So that didn’t suck.

While he was here I had the opportunity to do something I don’t often get – watch a little football with a guy. Don’t get me wrong, Sarah enjoys football just fine and she’s always down for kicking back and watching a game, but watching it with a another guy is, well, different. It was nice.

So my question: since Minnesota’s absolutely ridiculous loss to the Saints I keep thinking about Brett Favre, his last play of the season (as well as the look on his wife’s face one of the multiple times he was pounded into the ground) and continue to draw a blank.

So let me ask you: Does he come back next year?

Bonsai

This image found its way into my inbox under the title of, “a little something to inspire you.” I’ve been thinking about it off and on for the last couple of days and I keep coming back to a phrase I picked up in Japan years ago: Mono no aware. Loosely translated, it means ‘the sadness of the transience of things.’

In other words, things don’t last. 

The brief moments when all is still, music plays softly in the background, and you and your wife cuddle and chat on the couch. Or the bright, sweet smile of your new baby (you know, before they learn the word “no”). Or the taste of a perfectly prepared filet. Or a night out with friends that’s both easy and wonderful. Or whatever. The phrase above tells us that those lovely moments, even when they’re measured in days or weeks or years, will, at some point, trail behind you in the rearview.

Compare that with a conversation I had on Twitter recently that ended with my friend writing, “this too shall pass.” She was having a bad day where everything seemed to go just about as wrong as it could and the only thing she wanted to do was close the book on the day, go to bed, and start over the next morning.

But you have to wonder – how much energy and time and engagement are wasted or lost as we look ahead or behind instead of paying attention to the now? Note to self: kiss your wife, play with your kids, and don’t waste today. It’s not coming back.

image by zest-pk

The lies we tell

Rummaging around my bookmarks not long ago I found a little treat I’d set aside to read. It’s the homepage of a writer named Paul Graham and you could do worse than spend a bit of time reading his essays. One in particular, titled “Lies we tell kids,” dovetails nicely with the thinking I’ve done about the challenging, inevitable conversations I’ll be having with my daughters in the years to come.

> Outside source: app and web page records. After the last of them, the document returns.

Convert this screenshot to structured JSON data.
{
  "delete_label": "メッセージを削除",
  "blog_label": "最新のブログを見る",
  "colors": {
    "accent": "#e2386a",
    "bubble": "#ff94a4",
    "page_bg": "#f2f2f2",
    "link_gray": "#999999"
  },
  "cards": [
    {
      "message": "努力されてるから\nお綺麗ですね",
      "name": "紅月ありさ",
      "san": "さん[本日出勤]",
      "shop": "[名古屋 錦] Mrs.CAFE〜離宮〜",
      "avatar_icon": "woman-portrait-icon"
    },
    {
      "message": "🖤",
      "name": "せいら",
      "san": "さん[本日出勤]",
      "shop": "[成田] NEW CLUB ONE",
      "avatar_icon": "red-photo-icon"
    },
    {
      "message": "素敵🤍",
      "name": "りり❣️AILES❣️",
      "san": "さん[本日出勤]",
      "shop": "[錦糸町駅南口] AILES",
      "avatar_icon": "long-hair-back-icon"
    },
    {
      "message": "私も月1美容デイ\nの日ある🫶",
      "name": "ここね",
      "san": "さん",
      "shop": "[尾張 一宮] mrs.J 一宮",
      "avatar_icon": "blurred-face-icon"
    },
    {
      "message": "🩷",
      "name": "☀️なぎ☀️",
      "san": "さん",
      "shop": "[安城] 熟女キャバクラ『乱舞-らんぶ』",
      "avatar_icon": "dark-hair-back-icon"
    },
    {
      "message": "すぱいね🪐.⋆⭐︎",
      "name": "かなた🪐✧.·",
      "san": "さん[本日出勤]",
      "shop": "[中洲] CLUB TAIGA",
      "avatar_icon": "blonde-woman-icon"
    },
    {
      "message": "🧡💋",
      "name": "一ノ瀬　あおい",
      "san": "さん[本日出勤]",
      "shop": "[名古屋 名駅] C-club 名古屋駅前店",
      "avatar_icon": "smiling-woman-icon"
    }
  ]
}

You know what I mean – the conversations where they’ll ask if I’ve ever smoked, experimented in other, let’s say less legal pastimes, and how I’m going to handle those questions.

I’ve pulled out one of the paragraphs from Mr. Graham’s essay below but you can find the entire piece here. Definitely worth your time. If you’re interested, I originally stumbled on his work from a list Inc. Magazine put together – 19 blogs you should bookmark right now – and you can find that here

For you parents who have already crossed that bridge, how did you handle it? Or, for those of you like me who are still on the front end, how do you think you will?

“Innocence is also open-mindedness. We want kids to be innocent so they can continue to learn. Paradoxical as it sounds, there are some kinds of knowledge that get in the way of other kinds of knowledge. If you’re going to learn that the world is a brutal place full of people trying to take advantage of one another, you’re better off learning it last. Otherwise you won’t bother learning much more.”